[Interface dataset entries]
....

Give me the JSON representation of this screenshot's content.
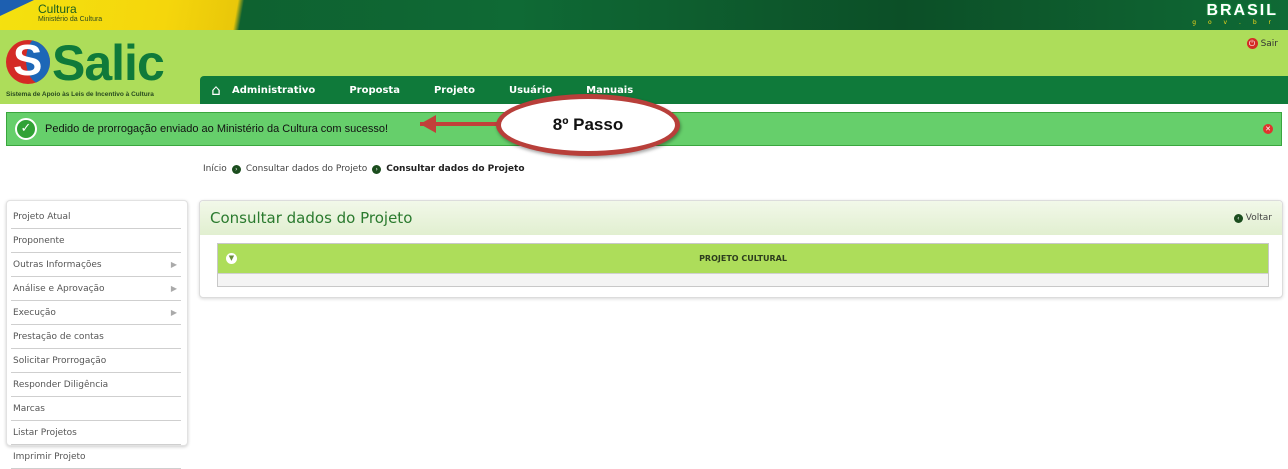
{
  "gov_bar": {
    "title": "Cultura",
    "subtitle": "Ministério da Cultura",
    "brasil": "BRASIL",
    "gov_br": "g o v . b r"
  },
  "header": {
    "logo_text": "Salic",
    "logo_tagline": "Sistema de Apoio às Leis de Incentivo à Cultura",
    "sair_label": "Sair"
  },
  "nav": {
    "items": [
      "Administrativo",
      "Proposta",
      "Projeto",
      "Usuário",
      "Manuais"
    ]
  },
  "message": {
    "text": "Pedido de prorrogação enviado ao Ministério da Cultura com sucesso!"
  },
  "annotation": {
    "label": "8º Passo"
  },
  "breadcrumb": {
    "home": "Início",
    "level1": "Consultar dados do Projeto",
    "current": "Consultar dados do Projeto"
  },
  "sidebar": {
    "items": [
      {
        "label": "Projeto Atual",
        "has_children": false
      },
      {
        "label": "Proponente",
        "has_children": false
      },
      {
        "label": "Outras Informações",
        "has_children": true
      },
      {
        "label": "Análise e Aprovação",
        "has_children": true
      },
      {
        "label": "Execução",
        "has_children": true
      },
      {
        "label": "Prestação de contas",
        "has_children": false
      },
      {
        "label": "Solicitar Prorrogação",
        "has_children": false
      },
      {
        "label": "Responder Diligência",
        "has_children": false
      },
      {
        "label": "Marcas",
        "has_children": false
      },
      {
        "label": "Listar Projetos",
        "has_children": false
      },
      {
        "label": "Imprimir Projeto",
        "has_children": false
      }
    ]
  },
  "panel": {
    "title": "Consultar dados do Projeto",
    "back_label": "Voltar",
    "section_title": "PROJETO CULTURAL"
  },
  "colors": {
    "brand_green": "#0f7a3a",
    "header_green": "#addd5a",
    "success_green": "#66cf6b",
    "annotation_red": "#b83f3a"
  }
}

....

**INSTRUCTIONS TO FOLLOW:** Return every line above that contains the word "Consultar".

**SOLUTION FOR THIS TASK:**
    "level1": "Consultar dados do Projeto",
    "current": "Consultar dados do Projeto"
    "title": "Consultar dados do Projeto",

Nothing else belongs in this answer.